Curry-Ya :: 10th Street btw 1st and 2nd - Okay, so actually, Go Go Curry is my favorite curry place in NY but it is on 36th and 8th Avenue which would totally debunk my "East Side" theory. Curry-Ya is on the expensive side for a food that is typically pretty cheap in Japan. They do it well and jazz it up so you feel like you're eating something refined, but at the end of the day, it's just curry and rice.

Wednesday, July 8, 2009

Eating on the Go

I saw a woman eating a Dunkin' Donuts Breakfast Sandwich on the subway this morning. First of all, Dunkin' Donuts for breakfast?! Gross. (PS - America does not run on Dunkin) Equally as unacceptable is throwing your greasy wrapper at my feet after you've finished.

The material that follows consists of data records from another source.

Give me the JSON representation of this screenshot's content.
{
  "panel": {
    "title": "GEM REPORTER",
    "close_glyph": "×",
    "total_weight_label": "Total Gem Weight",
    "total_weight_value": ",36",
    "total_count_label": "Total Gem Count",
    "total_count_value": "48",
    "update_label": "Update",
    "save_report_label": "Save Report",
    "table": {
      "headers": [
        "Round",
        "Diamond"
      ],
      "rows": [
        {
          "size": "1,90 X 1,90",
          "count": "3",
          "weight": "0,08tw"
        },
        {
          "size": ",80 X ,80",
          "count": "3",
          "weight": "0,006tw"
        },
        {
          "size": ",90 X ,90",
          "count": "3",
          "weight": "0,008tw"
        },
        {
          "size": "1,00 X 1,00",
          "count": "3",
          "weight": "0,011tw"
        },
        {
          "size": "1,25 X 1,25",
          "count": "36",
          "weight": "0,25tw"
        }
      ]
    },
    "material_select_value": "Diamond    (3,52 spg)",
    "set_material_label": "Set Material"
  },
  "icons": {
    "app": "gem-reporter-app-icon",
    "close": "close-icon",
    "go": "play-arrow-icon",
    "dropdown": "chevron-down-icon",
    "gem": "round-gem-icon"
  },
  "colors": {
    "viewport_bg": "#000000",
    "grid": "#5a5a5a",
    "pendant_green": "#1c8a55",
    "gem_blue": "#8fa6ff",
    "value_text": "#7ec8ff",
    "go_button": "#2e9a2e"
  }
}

This breaks two golden rules of mine - No eating on Mass Transit and No Littering EVER. I really wanted to punch this lady in the face but I didn't want to risk getting Dunkin grease on my new shirt.

As annoying as it was, this morning's Muffingate still doesn't beat the "Chicken Wings on the Downtown E" fiasco of 2008.

A Week with the Not-So-Five-Foot-Eater

My very first friend from college, The Dish, came to town for a week and I have the distended belly to prove it! I'll do some individual posts on the places we ate, but here is what we accomplished:

Sunday Night Dinner :: The Spotted Pig (Gastropub a la Bloomfield, Batali & Co.)
Monday Night Dinner :: Kefi (Modern day Greek God Michael Psilakis' UWS spot)
Tuesday Night Dinner :: The Standard Grill (Newly opened Andre Balazs restaurant)
Wednesday :: The Dish in Brooklyn, hence I ate hot water for dinner and went running
Thursday :: Momofuku Ko (Ko2 - Electric Bugaloo)
Friday Failed Breakfast turned Lunch :: Locanda Verde (Robert DeNiro's Italien joint in TriBeCa)

Since The Dish has left, I've seriously taken a break from eating. I don't believe in doing The Master Cleanse, but I have been making frequent trips to Jamba Juice for wheatgrass shots and Kombucha. Don't you worry, I'll be back up and running soon!